= WHAT THIS TASK INVOLVES =
With the images removed, write out every line below exactly.

[Source records]
++++++

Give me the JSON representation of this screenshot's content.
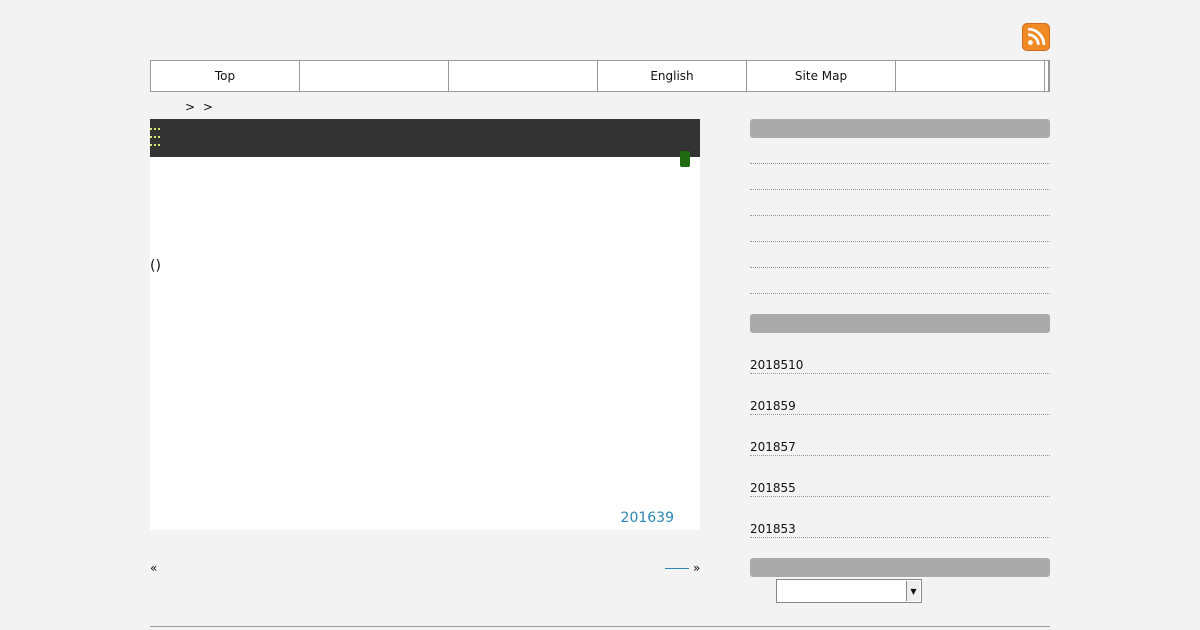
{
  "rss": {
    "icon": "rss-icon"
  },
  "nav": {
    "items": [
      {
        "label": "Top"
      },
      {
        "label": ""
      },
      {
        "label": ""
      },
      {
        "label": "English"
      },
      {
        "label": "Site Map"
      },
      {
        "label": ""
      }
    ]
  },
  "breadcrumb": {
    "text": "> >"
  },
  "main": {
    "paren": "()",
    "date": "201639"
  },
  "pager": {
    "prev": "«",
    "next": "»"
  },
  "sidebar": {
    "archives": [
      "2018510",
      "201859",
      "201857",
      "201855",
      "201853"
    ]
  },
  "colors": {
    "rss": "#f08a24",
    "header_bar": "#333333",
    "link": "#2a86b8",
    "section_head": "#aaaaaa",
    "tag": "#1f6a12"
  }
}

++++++

= PROBLEM SOLUTION =
Give me the JSON representation of this screenshot's content.
{
  "rss": {
    "icon": "rss-icon"
  },
  "nav": {
    "items": [
      {
        "label": "Top"
      },
      {
        "label": ""
      },
      {
        "label": ""
      },
      {
        "label": "English"
      },
      {
        "label": "Site Map"
      },
      {
        "label": ""
      }
    ]
  },
  "breadcrumb": {
    "text": "> >"
  },
  "main": {
    "paren": "()",
    "date": "201639"
  },
  "pager": {
    "prev": "«",
    "next": "»"
  },
  "sidebar": {
    "archives": [
      "2018510",
      "201859",
      "201857",
      "201855",
      "201853"
    ]
  },
  "colors": {
    "rss": "#f08a24",
    "header_bar": "#333333",
    "link": "#2a86b8",
    "section_head": "#aaaaaa",
    "tag": "#1f6a12"
  }
}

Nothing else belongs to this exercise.